Start of Given data
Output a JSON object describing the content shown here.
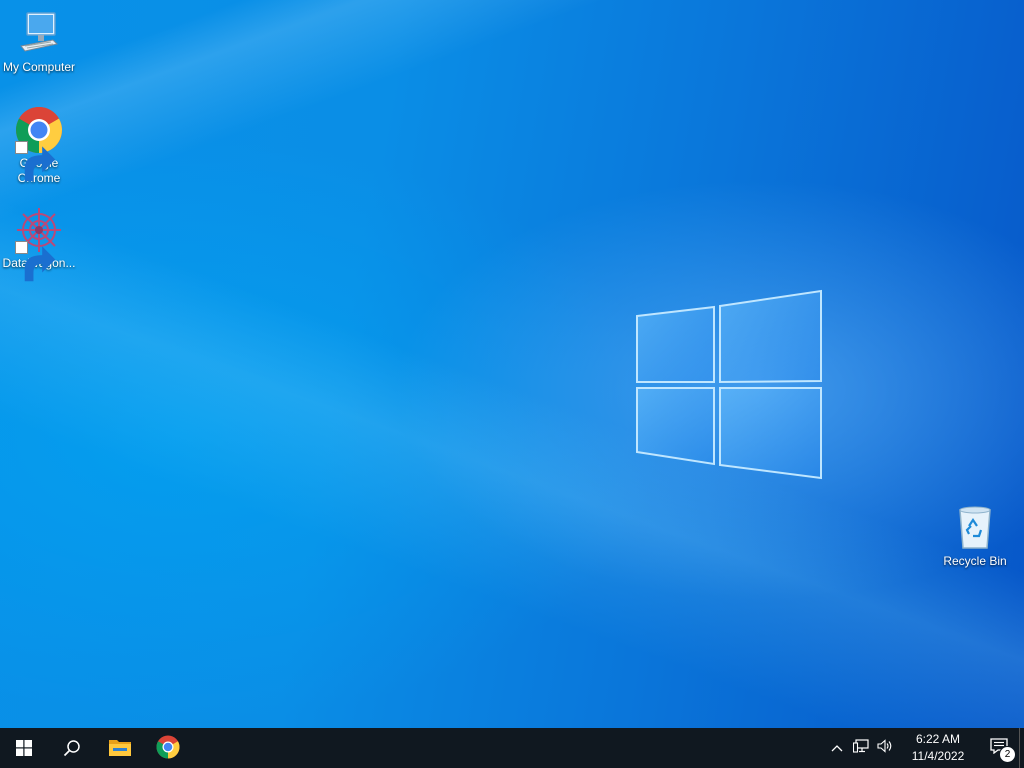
{
  "desktop": {
    "icons": [
      {
        "label": "My Computer",
        "icon": "computer-icon"
      },
      {
        "label": "Google\nChrome",
        "line1": "Google",
        "line2": "Chrome",
        "icon": "chrome-icon",
        "shortcut": true
      },
      {
        "label": "DataWagon...",
        "icon": "datawagon-icon",
        "shortcut": true
      },
      {
        "label": "Recycle Bin",
        "icon": "recycle-bin-icon"
      }
    ]
  },
  "taskbar": {
    "start": {
      "icon": "windows-start-icon"
    },
    "search": {
      "icon": "search-icon"
    },
    "pinned": [
      {
        "name": "File Explorer",
        "icon": "file-explorer-icon"
      },
      {
        "name": "Google Chrome",
        "icon": "chrome-icon"
      }
    ],
    "tray": {
      "icons": [
        "chevron-up-icon",
        "network-icon",
        "volume-icon"
      ],
      "time": "6:22 AM",
      "date": "11/4/2022",
      "notification_count": "2"
    }
  },
  "colors": {
    "taskbar_bg": "#101820",
    "accent": "#0a8ee6"
  }
}
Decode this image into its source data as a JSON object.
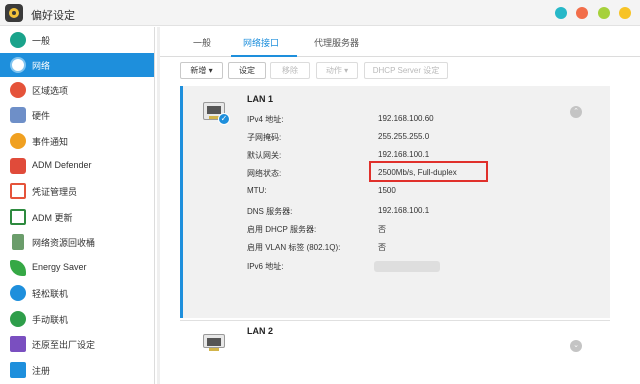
{
  "window": {
    "title": "偏好设定"
  },
  "sidebar": {
    "items": [
      {
        "label": "一般",
        "icon": "general-icon",
        "color": "#1aa38b"
      },
      {
        "label": "网络",
        "icon": "network-globe-icon",
        "color": "#ffffff",
        "active": true
      },
      {
        "label": "区域选项",
        "icon": "region-icon",
        "color": "#e5533a"
      },
      {
        "label": "硬件",
        "icon": "hardware-icon",
        "color": "#6e8fc8"
      },
      {
        "label": "事件通知",
        "icon": "notification-icon",
        "color": "#f0a020"
      },
      {
        "label": "ADM Defender",
        "icon": "defender-icon",
        "color": "#e04b3a"
      },
      {
        "label": "凭证管理员",
        "icon": "certificate-icon",
        "color": "#e5533a"
      },
      {
        "label": "ADM 更新",
        "icon": "update-icon",
        "color": "#2d8a3e"
      },
      {
        "label": "网络资源回收桶",
        "icon": "recycle-bin-icon",
        "color": "#6b9d6b"
      },
      {
        "label": "Energy Saver",
        "icon": "energy-saver-icon",
        "color": "#35a845"
      },
      {
        "label": "轻松联机",
        "icon": "easy-connect-icon",
        "color": "#1e8fdc"
      },
      {
        "label": "手动联机",
        "icon": "manual-connect-icon",
        "color": "#2e9e4a"
      },
      {
        "label": "还原至出厂设定",
        "icon": "factory-reset-icon",
        "color": "#7a4fc0"
      },
      {
        "label": "注册",
        "icon": "register-icon",
        "color": "#1e8fdc"
      }
    ]
  },
  "tabs": [
    {
      "label": "一般"
    },
    {
      "label": "网络接口",
      "active": true
    },
    {
      "label": "代理服务器"
    }
  ],
  "toolbar": {
    "add": "新增 ▾",
    "settings": "设定",
    "remove": "移除",
    "action": "动作 ▾",
    "dhcp": "DHCP Server 设定"
  },
  "lan1": {
    "title": "LAN 1",
    "rows": [
      {
        "label": "IPv4 地址:",
        "value": "192.168.100.60"
      },
      {
        "label": "子网掩码:",
        "value": "255.255.255.0"
      },
      {
        "label": "默认网关:",
        "value": "192.168.100.1"
      },
      {
        "label": "网络状态:",
        "value": "2500Mb/s, Full-duplex"
      },
      {
        "label": "MTU:",
        "value": "1500"
      },
      {
        "label": "DNS 服务器:",
        "value": "192.168.100.1"
      },
      {
        "label": "启用 DHCP 服务器:",
        "value": "否"
      },
      {
        "label": "启用 VLAN 标签 (802.1Q):",
        "value": "否"
      },
      {
        "label": "IPv6 地址:",
        "value": ""
      }
    ]
  },
  "lan2": {
    "title": "LAN 2"
  },
  "colors": {
    "accent": "#1e8fdc",
    "highlight_border": "#e0302b"
  }
}
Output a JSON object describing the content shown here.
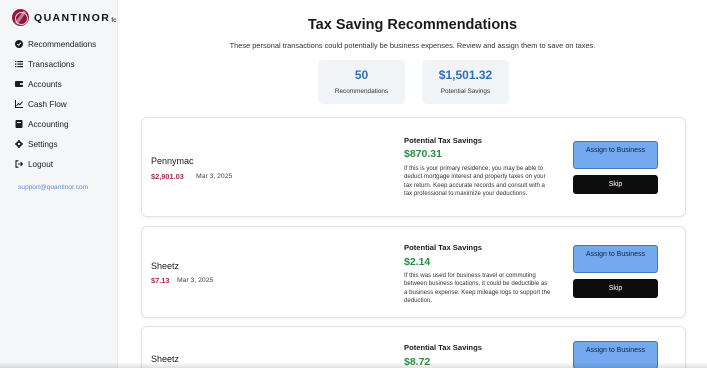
{
  "brand": {
    "name": "QUANTINOR",
    "suffix": "fc"
  },
  "sidebar": {
    "items": [
      {
        "label": "Recommendations",
        "icon": "check-circle-icon"
      },
      {
        "label": "Transactions",
        "icon": "list-icon"
      },
      {
        "label": "Accounts",
        "icon": "wallet-icon"
      },
      {
        "label": "Cash Flow",
        "icon": "line-chart-icon"
      },
      {
        "label": "Accounting",
        "icon": "book-icon"
      },
      {
        "label": "Settings",
        "icon": "gear-icon"
      },
      {
        "label": "Logout",
        "icon": "logout-icon"
      }
    ],
    "support_email": "support@quantinor.com"
  },
  "header": {
    "title": "Tax Saving Recommendations",
    "subtitle": "These personal transactions could potentially be business expenses. Review and assign them to save on taxes."
  },
  "stats": [
    {
      "value": "50",
      "label": "Recommendations"
    },
    {
      "value": "$1,501.32",
      "label": "Potential Savings"
    }
  ],
  "recommendations": [
    {
      "merchant": "Pennymac",
      "amount": "$2,901.03",
      "date": "Mar 3, 2025",
      "savings_heading": "Potential Tax Savings",
      "savings_value": "$870.31",
      "description": "If this is your primary residence, you may be able to deduct mortgage interest and property taxes on your tax return. Keep accurate records and consult with a tax professional to maximize your deductions.",
      "assign_label": "Assign to Business",
      "skip_label": "Skip"
    },
    {
      "merchant": "Sheetz",
      "amount": "$7.13",
      "date": "Mar 3, 2025",
      "savings_heading": "Potential Tax Savings",
      "savings_value": "$2.14",
      "description": "If this was used for business travel or commuting between business locations, it could be deductible as a business expense. Keep mileage logs to support the deduction.",
      "assign_label": "Assign to Business",
      "skip_label": "Skip"
    },
    {
      "merchant": "Sheetz",
      "savings_heading": "Potential Tax Savings",
      "savings_value": "$8.72",
      "assign_label": "Assign to Business"
    }
  ],
  "colors": {
    "brand": "#8e1b3a",
    "amount": "#b3294e",
    "savings": "#23913f",
    "stat_value": "#2f6fb8",
    "assign_button": "#74a9f0",
    "skip_button": "#0d0d0d",
    "support_link": "#5b8fd6"
  }
}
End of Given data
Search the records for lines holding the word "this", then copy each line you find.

Decode this image into its source data as a JSON object.
      "description": "If this is your primary residence, you may be able to deduct mortgage interest and property taxes on your tax return. Keep accurate records and consult with a tax professional to maximize your deductions.",
      "description": "If this was used for business travel or commuting between business locations, it could be deductible as a business expense. Keep mileage logs to support the deduction.",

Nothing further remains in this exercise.